If walking through the snow seems slow, why not try skiing? Faster than snowshoeing, cross-country skiing takes winter activities to a new level. Able to be used on any kind of snow cover, this is a great way to experience the back-country.
Unlike snowshoes, going uphill on skis is a much more difficult process. Harder, but not impossible, many ski hills are offering cross country skis for guests who are interested in climbing the slopes. Deciding on which trail to undertake is completely up to you but my recommendation would be to start on flat surfaces.
Are there any frozen lakes nearby? Cross-country skiing over the surface of a lake provides an incredible experience. I particularly enjoy doing this activity at night, underneath the milky way. Without any topography in my way, I can glide on my skis, free from worry.
Cross-Country Skiing Tips and Tricks
Faster than snowshoeing, cross-country skiing is no walk in the park.
- This is harder than it looks. Instead of walking, you are skiing. This process involves lifting your heel off the ski while keeping your toe strapped down. Unconventional, the mechanics take some getting used to. It is also an entirely new way of locomotion, promising to burn calories and provide you a workout.
- Look ahead. Unlike snowshoes, skis are much longer. When taking them into the back-country, look out for fallen trees and rocks. If you get into a rhythm, sliding one ski under a log can quickly knock you over. Like anything in the outdoors, cross-country skiing takes practice.
This Winter, go for a Hike
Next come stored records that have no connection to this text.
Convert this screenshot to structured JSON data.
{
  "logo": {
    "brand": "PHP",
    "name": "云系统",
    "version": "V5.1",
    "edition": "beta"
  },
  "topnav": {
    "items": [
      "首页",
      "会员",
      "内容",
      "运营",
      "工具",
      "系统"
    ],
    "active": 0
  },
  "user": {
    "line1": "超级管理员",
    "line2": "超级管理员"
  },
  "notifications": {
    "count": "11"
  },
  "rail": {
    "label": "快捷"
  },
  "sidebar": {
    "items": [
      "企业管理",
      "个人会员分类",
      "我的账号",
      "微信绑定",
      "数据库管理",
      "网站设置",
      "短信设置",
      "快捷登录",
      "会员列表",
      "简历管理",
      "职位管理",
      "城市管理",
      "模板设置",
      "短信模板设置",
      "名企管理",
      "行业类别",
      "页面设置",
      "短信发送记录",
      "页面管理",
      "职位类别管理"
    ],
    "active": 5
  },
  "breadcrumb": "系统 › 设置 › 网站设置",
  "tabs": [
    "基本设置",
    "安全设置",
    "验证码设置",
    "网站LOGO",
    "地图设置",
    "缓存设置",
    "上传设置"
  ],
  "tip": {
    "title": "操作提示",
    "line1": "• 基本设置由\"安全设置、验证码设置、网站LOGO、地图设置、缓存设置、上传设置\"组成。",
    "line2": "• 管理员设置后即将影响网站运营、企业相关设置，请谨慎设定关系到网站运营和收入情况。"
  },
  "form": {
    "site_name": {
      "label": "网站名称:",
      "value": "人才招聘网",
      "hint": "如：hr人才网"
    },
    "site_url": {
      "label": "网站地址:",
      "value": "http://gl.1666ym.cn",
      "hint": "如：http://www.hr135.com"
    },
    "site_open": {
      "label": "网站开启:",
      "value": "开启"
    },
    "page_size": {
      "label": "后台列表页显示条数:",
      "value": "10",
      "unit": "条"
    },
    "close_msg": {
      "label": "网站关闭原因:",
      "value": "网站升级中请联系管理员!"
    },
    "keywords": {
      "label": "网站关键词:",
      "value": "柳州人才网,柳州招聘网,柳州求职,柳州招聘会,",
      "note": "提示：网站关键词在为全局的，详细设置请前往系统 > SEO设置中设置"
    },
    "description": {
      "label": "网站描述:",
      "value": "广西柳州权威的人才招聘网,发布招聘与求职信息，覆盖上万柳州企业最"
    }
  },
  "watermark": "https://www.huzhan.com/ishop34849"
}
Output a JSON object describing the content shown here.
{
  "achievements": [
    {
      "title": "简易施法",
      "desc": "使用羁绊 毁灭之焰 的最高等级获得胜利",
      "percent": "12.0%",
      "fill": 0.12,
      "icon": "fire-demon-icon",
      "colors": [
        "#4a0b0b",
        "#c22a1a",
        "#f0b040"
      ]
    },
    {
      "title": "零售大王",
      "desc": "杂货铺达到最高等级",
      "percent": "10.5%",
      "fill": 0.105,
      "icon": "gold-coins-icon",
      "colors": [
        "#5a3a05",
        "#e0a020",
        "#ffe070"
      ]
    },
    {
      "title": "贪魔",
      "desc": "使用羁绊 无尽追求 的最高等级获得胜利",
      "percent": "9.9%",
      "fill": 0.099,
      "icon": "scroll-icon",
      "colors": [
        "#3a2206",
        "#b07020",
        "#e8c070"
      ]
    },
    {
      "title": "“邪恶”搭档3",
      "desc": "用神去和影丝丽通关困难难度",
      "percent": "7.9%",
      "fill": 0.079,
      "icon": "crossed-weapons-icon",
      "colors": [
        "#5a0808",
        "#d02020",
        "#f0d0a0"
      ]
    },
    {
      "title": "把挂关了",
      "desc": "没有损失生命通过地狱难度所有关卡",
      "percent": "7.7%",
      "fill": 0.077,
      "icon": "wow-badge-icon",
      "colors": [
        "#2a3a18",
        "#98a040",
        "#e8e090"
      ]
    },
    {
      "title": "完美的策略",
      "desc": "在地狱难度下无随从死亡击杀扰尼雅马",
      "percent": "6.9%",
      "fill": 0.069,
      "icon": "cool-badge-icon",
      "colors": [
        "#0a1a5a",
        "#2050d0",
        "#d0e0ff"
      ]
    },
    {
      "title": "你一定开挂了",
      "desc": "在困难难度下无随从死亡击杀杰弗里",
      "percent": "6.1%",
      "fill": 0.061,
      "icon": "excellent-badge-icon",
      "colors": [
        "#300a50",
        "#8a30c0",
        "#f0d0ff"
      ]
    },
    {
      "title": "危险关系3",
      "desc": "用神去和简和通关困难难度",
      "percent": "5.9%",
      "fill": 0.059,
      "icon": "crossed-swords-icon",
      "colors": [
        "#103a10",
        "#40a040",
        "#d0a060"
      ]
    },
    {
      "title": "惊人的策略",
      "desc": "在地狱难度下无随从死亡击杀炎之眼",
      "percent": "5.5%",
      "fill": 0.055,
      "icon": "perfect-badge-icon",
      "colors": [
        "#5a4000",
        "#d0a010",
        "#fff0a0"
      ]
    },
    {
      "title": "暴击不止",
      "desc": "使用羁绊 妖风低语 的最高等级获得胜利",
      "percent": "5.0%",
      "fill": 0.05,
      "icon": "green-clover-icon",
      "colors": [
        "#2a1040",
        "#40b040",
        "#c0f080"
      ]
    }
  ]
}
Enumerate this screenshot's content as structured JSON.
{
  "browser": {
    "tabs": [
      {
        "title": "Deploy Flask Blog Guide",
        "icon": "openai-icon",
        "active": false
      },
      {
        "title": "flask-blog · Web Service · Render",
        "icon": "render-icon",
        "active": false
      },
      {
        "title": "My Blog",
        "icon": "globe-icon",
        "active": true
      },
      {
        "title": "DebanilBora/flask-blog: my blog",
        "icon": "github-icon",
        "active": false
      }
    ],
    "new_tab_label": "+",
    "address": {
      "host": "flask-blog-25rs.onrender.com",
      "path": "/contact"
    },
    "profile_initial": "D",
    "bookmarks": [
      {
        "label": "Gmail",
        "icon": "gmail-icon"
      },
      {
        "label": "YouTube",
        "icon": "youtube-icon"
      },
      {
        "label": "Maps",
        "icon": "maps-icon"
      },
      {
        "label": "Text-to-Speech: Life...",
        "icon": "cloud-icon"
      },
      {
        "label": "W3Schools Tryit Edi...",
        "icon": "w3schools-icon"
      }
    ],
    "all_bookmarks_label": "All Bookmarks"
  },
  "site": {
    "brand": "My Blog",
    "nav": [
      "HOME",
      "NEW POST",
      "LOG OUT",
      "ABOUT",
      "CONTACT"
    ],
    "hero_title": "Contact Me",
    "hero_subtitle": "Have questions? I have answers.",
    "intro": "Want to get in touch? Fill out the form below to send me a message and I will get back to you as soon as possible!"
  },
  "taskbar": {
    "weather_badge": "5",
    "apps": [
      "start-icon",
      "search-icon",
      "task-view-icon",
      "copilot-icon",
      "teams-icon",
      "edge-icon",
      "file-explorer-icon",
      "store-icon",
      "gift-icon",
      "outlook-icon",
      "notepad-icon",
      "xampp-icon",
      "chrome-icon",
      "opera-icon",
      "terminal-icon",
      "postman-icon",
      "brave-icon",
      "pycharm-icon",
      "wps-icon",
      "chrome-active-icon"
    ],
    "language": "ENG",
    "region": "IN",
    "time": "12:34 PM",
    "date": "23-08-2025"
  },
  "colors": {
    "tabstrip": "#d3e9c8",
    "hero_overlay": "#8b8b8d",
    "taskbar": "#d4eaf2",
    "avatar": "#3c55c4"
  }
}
Don’t let seasonal depression get you down this winter. There are ample opportunities to enjoy that fresh powder and still get a workout in. Whether you want to go on a hike, use snowshoes, or try cross-country skiing, the winter could easily turn into your favorite season.